BoB – very much not your uncle
It all seemed like a bit of a laugh when the Atlanta rapper BoB announced that we’d all been taken in, and that to anyone with half a brain it was quite clear that Earth is flat. “A lot of people are turned off by the phrase ‘flat earth’ … but there’s no way u can see all the evidence and not know … grow up,” he tweeted, adding a succession of images that he appeared to think proved his case. He was called out by the US astrophysicist and cosmologist Neil deGrasse Tyson, who pointed out some of the faults in BoB’s reasoning, and BoB responded with a diss track, which is where it all got a bit less funny. “Before you try to curve it, do your research on David Irving,” he rapped on Flatline, referring to the Holocaust-denying pseudo-historian. “Stalin was way worse than Hitler,” he continued, “that’s why the Potus gotta wear a kippa,” suggesting Barack Obama is in thrall to some cabal of Jewish global overlords.

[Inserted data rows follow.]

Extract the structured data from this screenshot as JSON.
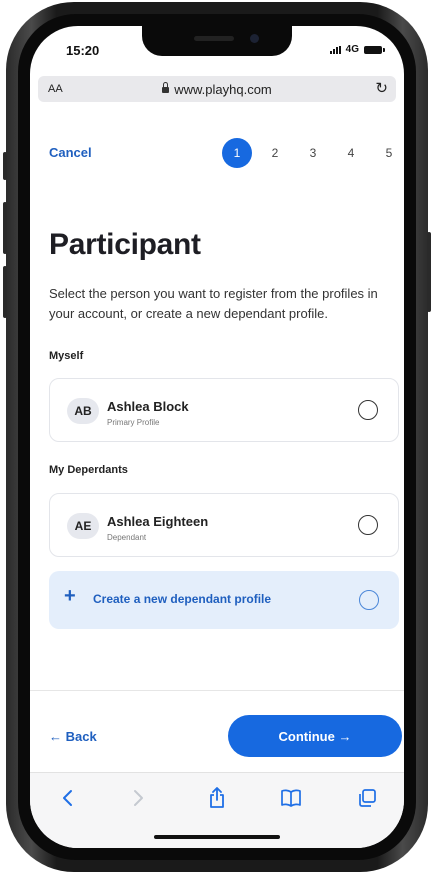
{
  "status_bar": {
    "time": "15:20",
    "network": "4G"
  },
  "browser": {
    "text_size_label": "AA",
    "url": "www.playhq.com"
  },
  "header": {
    "cancel_label": "Cancel",
    "steps": [
      "1",
      "2",
      "3",
      "4",
      "5"
    ],
    "active_step": "1"
  },
  "page": {
    "title": "Participant",
    "subtitle": "Select the person you want to register from the profiles in your account, or create a new dependant profile."
  },
  "myself": {
    "section_label": "Myself",
    "profile": {
      "initials": "AB",
      "name": "Ashlea Block",
      "type": "Primary Profile",
      "selected": false
    }
  },
  "dependants": {
    "section_label": "My Deperdants",
    "profile": {
      "initials": "AE",
      "name": "Ashlea Eighteen",
      "type": "Dependant",
      "selected": false
    }
  },
  "create_profile": {
    "label": "Create a new dependant profile"
  },
  "footer": {
    "back_label": "← Back",
    "continue_label": "Continue →"
  },
  "safari_toolbar": {
    "icons": [
      "back-arrow-icon",
      "forward-arrow-icon",
      "share-icon",
      "bookmarks-icon",
      "tabs-icon"
    ]
  },
  "colors": {
    "accent": "#1769e0",
    "create_bg": "#e4eefb",
    "text_dark": "#1e1e24"
  }
}
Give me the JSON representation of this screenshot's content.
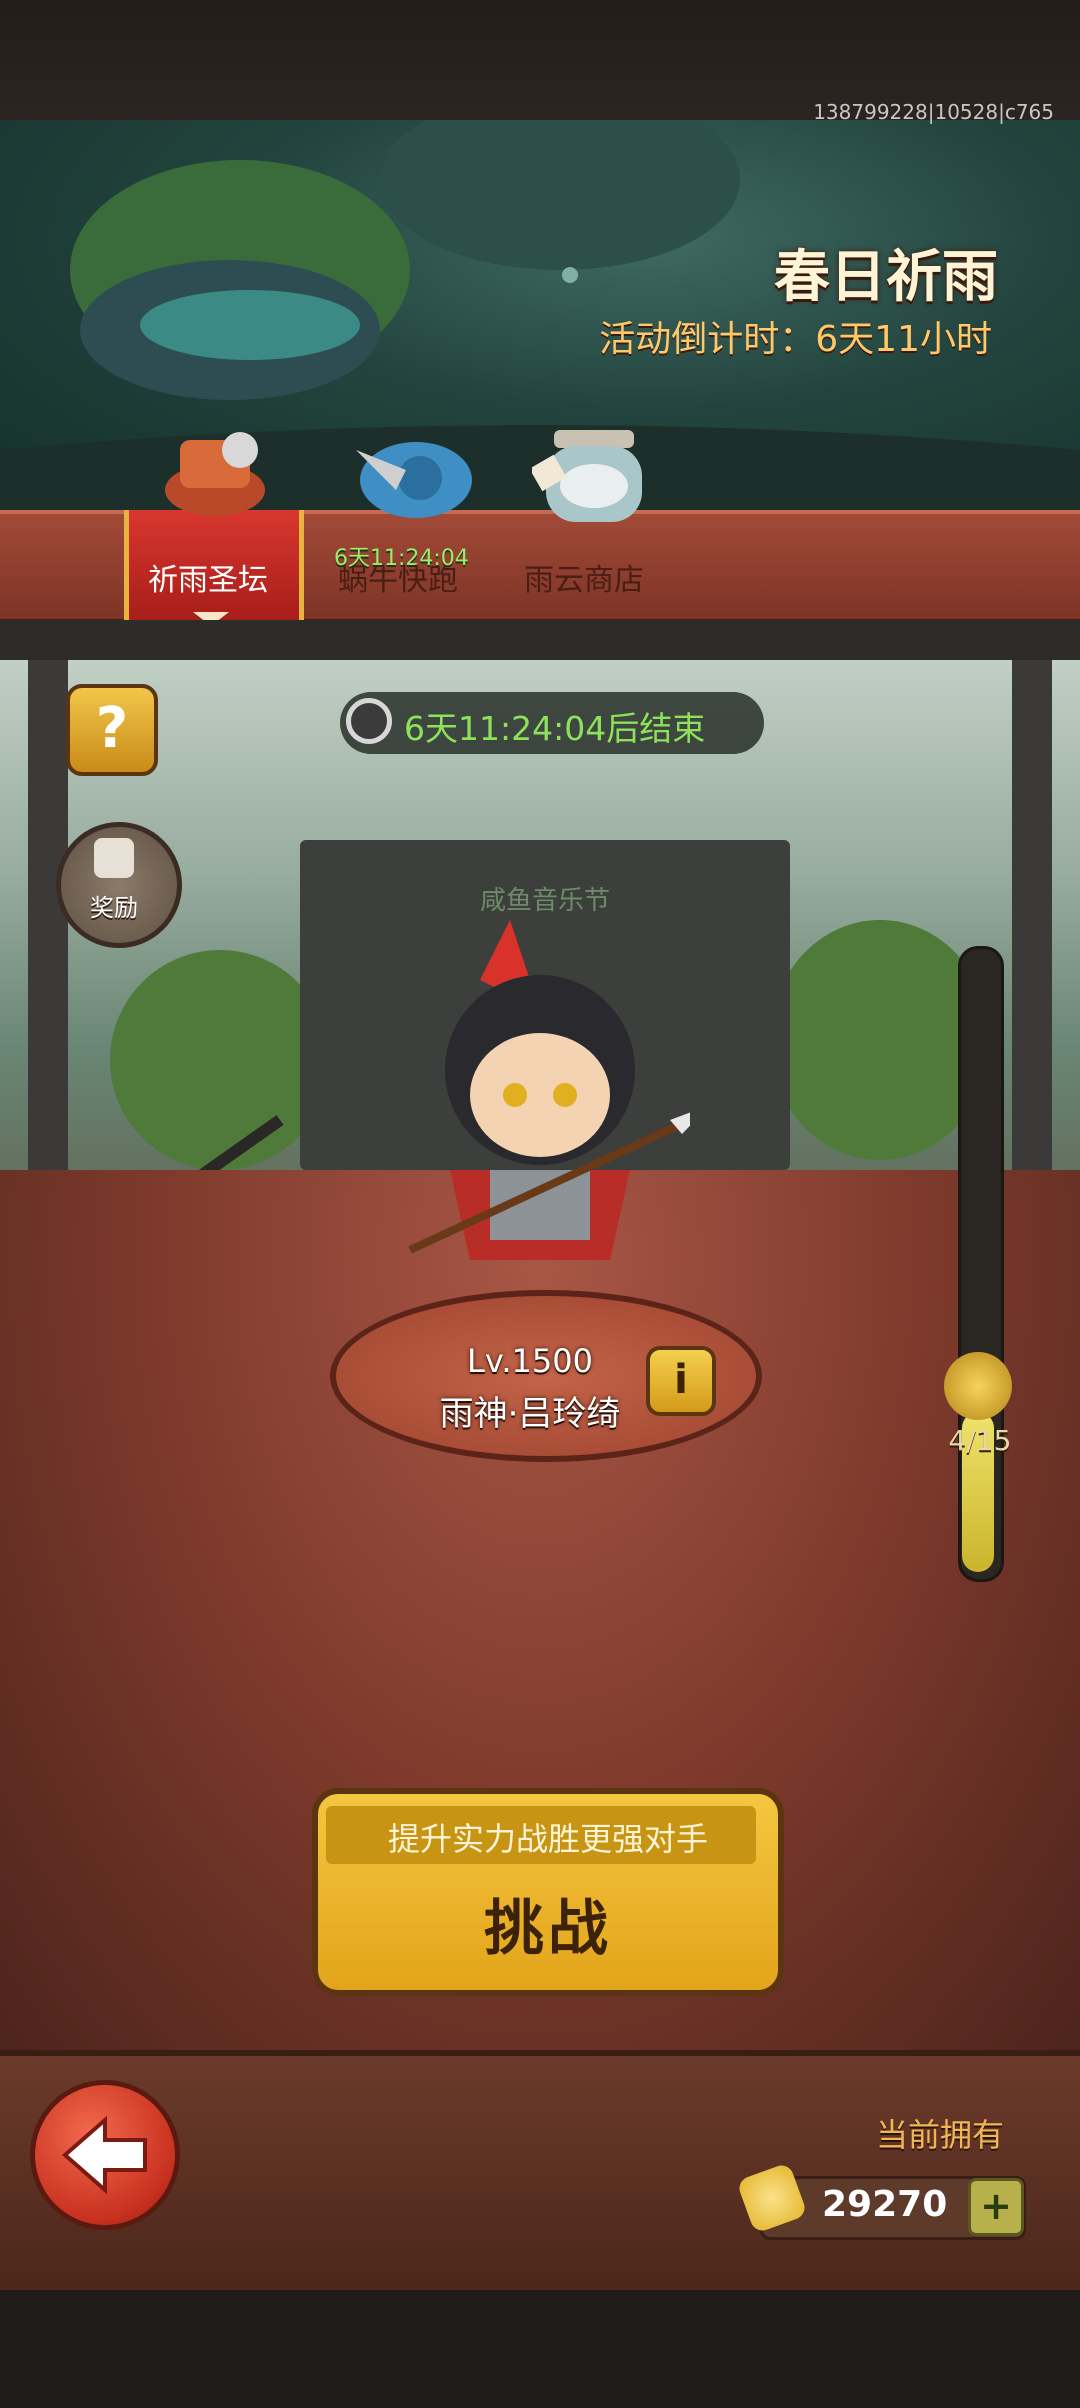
{
  "debug_info": "138799228|10528|c765",
  "event": {
    "title": "春日祈雨",
    "countdown": "活动倒计时：6天11小时"
  },
  "tabs": [
    {
      "label": "祈雨圣坛",
      "active": true
    },
    {
      "label": "蜗牛快跑",
      "timer": "6天11:24:04"
    },
    {
      "label": "雨云商店"
    }
  ],
  "stage": {
    "timer_text": "6天11:24:04后结束",
    "backdrop_title": "咸鱼音乐节",
    "help_label": "?",
    "reward_label": "奖励",
    "info_label": "i",
    "hero": {
      "level": "Lv.1500",
      "name": "雨神·吕玲绮"
    },
    "progress": {
      "text": "4/15",
      "current": 4,
      "max": 15
    }
  },
  "challenge": {
    "subtitle": "提升实力战胜更强对手",
    "label": "挑战"
  },
  "footer": {
    "currency_label": "当前拥有",
    "currency_value": "29270",
    "plus_label": "+"
  },
  "colors": {
    "accent_gold": "#f2c640",
    "tab_active": "#d8372e",
    "timer_green": "#8de25a",
    "countdown_orange": "#ffc86b"
  }
}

Happy birthday, John Lydon!
Even young punks grow old, and this weekend John Lydon passes 60. Incredible to think that he’s been making music for 40 years – and here are some defining moments from those years, in pictures.
Bowie turned his nose up at the Chili Peppers
David Bowie seemed to have turned rejecting offers from other groups into a full-time career. Last week it was reported that he’d rejected an offer from Coldplay to sing with them – on the perfectly reasonable grounds that the song just wasn’t very good. This week, Anthony Kiedis of the Red Hot Chili Peppers revealed that they had asked Bowie to produce them “two or three times”, on the albums By the Way and Stadium Arcadium. “We would write long emails explaining everything, and why it was time for us to really get our ships on – and he always respectfully declined.” Kiedis also noted that the band had been trying to get Brian Eno to produce them for most of their career, and he “has said no eight times”. Hmmm. Do you think they’re trying to tell you something, Anthony? In other Bowie news, his longtime designer Jonathan Barnbrook has made the Blackstar artwork components available for free download. He doesn’t want you making and selling T-shirts with the images, but do you fancy a Bowie tattoo? Be his guest.
Paul Kantner RIP
It’s been a terrible few weeks for rock’n’roll deaths, and the latest star to drop out of the firmament is Paul Kantner, one of the Jefferson Airplane’s founders. Once again, RIP.
So long, Sia later
You have to feel a bit sorry for Sia. Hers was the only big album scheduled for release in late January, a time devoid of competitors. Then Rihanna’s album slips out and suddenly she’s no one’s idea of news. Maybe it only rubs it in that Sia has worked with Rihanna (Diamonds is a Sia song), and that her own album is – as we’ve been reminded several times – made up of songs she wrote for other artists but which were rejected. So the big reviews were suddenly relegated, and the social media chat was all about someone else. As it happened, the reviews were a bit of a shrug, anyway. “Sia has gone from subverting the mainstream to being the mainstream, and in light of that transformation, you’d expect more than a play-by-play recreation of her most recent highlights,” reckoned Pitchfork. Noting that the song Footprints was based on a poem that appears on posters, our own Alexis Petridis suggested: “There seems a very real possibility that, elsewhere among Furler’s reject pile there might lurk songs called things like The Impossible We Do at Once – Miracles Take a Little Longer!!! or Sex Instructor (First Lesson Free).
This article was written by Michael Hann and Harriet Gibsone, for theguardian.com on Friday 29th January 2016 17.29 Europe/Londonguardian.co.uk © Guardian News and Media Limited 2010